EXERCISE INPUT Start Marker

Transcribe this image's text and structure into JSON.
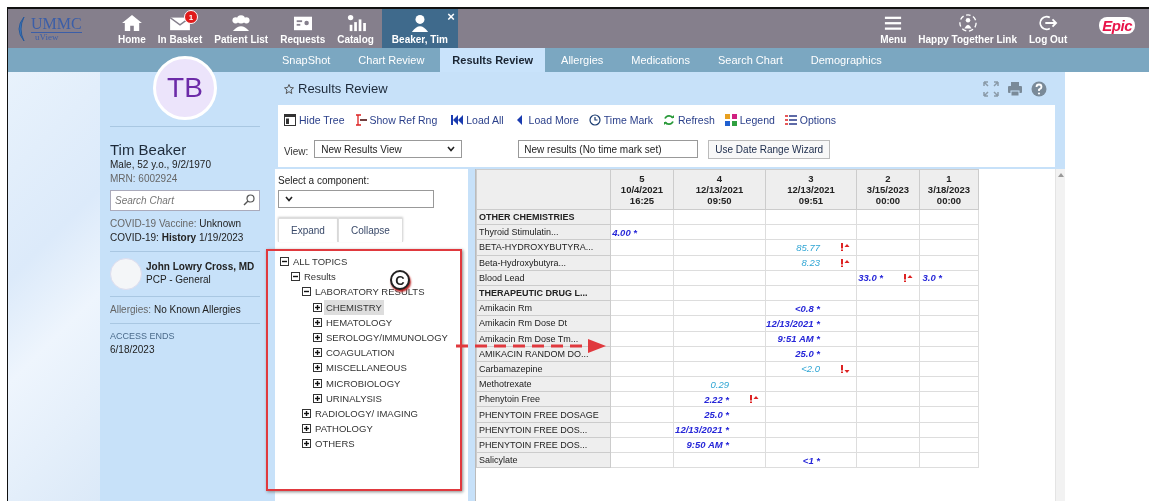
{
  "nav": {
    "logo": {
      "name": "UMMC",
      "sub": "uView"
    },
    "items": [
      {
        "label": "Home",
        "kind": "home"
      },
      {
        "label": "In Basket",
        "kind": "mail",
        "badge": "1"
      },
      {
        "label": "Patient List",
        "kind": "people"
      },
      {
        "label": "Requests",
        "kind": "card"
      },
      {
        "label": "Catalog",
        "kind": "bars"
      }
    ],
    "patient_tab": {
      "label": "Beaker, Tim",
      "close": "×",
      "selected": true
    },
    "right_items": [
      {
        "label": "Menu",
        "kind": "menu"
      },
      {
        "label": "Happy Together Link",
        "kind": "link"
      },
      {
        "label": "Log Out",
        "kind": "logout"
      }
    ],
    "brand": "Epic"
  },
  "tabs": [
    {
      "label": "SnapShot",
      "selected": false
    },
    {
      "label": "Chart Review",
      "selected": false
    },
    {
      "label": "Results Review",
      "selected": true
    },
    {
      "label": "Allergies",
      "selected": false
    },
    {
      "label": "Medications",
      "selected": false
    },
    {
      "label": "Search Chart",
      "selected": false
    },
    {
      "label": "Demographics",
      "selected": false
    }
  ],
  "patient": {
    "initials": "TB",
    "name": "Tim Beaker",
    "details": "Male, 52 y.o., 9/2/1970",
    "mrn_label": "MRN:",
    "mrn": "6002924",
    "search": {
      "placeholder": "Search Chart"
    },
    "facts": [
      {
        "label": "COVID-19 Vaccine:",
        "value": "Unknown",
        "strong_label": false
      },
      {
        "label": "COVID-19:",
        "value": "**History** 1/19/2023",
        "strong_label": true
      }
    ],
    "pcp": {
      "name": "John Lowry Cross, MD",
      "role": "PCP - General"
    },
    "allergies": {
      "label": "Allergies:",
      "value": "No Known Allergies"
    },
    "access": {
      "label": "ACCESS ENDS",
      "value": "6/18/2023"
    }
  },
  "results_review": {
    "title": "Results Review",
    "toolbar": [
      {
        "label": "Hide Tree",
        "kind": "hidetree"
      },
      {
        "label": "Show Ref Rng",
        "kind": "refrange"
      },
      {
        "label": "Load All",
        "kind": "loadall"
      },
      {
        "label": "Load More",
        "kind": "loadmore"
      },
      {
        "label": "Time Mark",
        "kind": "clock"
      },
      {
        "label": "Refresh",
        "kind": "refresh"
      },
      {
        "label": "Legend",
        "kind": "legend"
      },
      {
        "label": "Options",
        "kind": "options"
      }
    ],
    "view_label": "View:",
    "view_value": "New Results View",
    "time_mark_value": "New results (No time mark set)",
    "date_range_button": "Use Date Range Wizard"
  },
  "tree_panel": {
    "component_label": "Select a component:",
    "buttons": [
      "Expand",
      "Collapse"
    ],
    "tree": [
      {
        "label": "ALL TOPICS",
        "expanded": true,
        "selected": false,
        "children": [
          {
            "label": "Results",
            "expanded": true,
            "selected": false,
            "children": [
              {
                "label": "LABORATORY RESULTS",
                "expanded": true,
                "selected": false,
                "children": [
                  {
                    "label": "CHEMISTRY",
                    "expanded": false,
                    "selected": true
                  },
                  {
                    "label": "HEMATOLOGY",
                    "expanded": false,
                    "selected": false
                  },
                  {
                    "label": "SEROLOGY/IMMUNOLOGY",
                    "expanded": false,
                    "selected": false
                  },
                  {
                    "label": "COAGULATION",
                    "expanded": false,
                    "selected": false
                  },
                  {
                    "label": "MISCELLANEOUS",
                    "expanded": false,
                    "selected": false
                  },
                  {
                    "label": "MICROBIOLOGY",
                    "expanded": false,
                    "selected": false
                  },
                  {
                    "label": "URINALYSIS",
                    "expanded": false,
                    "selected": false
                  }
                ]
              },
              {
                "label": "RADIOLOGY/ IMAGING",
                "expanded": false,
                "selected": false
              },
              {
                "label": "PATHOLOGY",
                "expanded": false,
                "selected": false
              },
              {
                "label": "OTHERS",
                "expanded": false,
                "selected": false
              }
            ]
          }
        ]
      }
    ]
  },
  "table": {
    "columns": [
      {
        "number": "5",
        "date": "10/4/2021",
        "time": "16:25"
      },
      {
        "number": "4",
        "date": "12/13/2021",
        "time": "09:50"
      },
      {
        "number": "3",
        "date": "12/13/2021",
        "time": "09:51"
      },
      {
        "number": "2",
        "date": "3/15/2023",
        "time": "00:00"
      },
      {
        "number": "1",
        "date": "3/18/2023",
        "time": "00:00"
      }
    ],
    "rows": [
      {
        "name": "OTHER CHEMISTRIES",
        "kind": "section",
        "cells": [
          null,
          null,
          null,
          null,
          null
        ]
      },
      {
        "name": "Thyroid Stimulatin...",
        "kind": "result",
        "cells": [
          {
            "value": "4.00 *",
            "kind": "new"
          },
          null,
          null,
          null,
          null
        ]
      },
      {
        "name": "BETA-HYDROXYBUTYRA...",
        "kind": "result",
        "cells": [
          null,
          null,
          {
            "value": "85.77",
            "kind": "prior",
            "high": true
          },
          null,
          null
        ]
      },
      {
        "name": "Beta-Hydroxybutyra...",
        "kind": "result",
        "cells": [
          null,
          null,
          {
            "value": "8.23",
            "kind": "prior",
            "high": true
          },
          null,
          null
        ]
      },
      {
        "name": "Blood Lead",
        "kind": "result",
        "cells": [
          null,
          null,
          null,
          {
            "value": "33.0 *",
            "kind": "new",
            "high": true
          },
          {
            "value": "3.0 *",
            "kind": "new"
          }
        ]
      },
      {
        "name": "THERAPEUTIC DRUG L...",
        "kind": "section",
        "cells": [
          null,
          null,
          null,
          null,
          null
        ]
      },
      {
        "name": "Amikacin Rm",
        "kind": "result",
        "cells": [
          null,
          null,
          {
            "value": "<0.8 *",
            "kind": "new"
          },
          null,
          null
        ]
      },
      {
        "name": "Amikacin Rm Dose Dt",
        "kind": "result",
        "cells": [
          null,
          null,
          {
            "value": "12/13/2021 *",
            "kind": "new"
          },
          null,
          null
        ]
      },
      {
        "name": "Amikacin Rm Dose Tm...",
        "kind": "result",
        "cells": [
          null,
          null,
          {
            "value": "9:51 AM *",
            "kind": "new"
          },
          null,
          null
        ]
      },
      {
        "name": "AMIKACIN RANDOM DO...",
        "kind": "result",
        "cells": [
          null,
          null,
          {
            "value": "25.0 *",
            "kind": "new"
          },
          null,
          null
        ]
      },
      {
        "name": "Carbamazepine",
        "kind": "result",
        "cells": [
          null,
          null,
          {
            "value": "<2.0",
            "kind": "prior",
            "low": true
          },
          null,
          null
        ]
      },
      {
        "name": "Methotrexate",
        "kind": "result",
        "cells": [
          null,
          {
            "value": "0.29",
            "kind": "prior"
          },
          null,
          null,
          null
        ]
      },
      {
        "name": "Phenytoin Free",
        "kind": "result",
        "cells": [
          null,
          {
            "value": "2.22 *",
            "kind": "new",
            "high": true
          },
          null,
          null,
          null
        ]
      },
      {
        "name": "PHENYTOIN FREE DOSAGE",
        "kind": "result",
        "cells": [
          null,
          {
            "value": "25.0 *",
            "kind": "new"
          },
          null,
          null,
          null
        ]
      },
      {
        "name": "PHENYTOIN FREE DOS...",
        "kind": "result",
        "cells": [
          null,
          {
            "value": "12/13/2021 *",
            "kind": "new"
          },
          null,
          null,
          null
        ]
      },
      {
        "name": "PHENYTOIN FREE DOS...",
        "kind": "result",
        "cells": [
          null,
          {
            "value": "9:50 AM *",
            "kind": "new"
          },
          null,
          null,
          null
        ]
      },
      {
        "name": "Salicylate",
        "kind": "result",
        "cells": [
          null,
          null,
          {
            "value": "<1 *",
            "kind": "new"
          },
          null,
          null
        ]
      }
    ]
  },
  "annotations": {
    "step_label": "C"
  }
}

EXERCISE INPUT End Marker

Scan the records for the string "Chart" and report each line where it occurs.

      "label": "Chart Review",
      "label": "Search Chart",
      "placeholder": "Search Chart"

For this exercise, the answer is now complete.